(Items from an interface collection):
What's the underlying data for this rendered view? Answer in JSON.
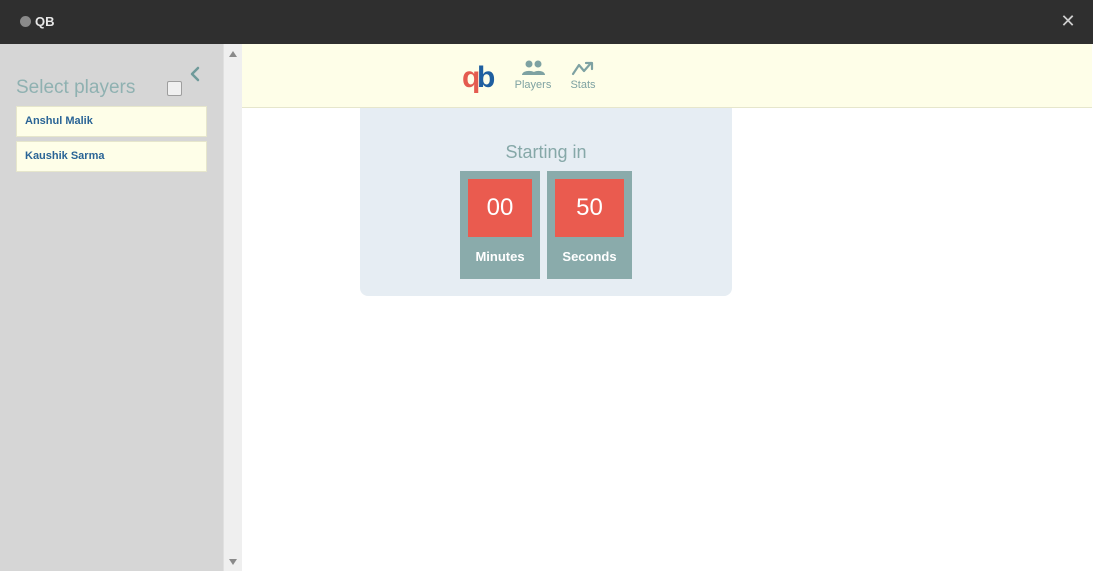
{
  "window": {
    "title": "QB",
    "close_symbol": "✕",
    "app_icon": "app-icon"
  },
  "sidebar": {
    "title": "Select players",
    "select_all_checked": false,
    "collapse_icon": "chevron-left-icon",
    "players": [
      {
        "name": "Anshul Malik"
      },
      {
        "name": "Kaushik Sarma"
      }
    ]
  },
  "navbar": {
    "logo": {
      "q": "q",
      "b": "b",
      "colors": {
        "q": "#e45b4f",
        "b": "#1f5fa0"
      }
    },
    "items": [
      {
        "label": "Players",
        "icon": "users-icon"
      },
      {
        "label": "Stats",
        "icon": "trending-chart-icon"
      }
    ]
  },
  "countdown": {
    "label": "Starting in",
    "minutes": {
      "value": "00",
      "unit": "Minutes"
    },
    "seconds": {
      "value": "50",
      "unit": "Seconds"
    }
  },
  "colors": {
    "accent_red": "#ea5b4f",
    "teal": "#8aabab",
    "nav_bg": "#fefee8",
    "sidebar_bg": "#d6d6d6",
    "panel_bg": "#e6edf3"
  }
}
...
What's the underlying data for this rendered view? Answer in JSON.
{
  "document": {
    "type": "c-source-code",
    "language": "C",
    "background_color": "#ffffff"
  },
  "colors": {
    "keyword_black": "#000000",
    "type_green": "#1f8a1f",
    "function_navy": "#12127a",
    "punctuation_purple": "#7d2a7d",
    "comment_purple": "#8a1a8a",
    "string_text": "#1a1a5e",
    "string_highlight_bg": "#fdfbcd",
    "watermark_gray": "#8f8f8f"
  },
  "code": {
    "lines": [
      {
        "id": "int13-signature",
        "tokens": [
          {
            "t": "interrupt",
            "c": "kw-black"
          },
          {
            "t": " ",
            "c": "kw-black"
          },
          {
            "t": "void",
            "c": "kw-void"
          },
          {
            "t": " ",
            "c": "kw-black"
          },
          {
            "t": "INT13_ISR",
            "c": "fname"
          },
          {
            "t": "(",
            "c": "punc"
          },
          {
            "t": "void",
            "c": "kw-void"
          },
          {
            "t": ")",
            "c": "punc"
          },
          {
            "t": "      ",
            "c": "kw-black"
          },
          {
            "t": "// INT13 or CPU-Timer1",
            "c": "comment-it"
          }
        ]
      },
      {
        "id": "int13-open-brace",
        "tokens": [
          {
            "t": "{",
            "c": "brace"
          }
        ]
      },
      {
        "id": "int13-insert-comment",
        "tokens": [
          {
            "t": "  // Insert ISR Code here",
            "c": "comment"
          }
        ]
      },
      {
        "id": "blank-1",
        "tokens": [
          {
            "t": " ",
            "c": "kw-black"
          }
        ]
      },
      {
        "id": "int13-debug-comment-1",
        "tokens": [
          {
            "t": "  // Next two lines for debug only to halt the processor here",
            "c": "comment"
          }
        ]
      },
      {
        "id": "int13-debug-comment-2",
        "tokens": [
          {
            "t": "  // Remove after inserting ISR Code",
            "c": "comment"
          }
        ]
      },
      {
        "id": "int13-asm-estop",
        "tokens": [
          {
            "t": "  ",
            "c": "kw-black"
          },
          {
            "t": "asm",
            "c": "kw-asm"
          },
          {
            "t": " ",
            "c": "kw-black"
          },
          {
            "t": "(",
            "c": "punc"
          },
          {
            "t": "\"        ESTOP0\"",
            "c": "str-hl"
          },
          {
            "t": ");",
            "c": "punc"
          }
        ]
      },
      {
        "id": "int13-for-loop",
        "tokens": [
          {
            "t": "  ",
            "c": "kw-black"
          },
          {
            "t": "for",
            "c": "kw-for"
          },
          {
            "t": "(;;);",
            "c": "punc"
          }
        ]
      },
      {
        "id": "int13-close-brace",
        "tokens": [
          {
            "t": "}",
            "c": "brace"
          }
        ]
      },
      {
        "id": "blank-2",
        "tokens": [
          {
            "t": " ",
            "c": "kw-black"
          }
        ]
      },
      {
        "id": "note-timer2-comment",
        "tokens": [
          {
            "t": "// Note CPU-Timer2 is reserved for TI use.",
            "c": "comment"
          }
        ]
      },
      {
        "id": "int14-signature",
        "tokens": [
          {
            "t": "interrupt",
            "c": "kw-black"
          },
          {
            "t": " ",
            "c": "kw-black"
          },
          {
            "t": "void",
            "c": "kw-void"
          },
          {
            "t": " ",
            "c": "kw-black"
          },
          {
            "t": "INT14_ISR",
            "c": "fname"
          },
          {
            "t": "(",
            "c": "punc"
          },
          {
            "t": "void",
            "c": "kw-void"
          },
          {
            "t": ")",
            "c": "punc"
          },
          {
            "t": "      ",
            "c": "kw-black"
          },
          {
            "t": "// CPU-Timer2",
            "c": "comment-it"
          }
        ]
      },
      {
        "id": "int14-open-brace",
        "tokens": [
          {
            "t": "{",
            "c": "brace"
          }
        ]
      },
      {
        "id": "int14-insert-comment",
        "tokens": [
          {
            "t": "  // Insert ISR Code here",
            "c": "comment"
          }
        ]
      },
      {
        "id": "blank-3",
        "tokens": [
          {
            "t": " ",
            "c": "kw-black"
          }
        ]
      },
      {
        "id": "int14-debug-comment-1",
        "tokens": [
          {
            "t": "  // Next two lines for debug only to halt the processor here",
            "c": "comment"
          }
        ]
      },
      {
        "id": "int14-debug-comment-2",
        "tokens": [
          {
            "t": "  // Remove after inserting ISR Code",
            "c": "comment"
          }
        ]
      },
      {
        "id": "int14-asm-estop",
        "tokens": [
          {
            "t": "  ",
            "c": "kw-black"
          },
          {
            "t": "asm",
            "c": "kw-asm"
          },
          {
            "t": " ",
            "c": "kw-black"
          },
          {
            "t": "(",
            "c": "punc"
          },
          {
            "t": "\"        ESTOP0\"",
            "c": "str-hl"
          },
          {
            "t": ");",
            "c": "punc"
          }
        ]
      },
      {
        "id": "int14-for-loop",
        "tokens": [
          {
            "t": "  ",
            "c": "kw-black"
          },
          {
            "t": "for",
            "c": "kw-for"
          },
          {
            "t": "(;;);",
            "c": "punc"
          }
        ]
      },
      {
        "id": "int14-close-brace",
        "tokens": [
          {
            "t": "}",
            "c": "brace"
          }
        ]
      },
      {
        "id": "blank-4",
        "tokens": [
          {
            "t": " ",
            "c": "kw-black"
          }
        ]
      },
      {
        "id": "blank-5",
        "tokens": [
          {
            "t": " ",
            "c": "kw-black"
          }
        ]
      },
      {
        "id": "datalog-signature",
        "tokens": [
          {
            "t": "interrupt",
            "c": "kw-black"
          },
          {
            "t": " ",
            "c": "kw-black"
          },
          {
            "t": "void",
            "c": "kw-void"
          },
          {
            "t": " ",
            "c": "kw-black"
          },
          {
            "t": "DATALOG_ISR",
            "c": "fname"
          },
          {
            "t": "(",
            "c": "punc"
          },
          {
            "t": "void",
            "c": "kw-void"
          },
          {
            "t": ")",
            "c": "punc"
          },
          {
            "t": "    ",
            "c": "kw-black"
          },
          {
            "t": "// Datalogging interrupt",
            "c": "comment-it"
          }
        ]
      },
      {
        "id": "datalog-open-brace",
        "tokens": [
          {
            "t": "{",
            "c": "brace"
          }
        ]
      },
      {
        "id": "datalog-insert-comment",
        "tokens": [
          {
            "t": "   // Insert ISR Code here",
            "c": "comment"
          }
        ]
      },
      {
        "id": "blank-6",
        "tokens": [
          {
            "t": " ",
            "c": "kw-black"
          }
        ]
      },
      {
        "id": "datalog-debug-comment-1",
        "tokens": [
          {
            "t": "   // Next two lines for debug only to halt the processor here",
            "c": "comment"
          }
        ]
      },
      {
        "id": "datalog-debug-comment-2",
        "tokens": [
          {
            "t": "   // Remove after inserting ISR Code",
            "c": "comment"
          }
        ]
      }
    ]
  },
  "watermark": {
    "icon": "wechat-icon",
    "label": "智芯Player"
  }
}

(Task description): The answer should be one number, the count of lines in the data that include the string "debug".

(Task solution): 9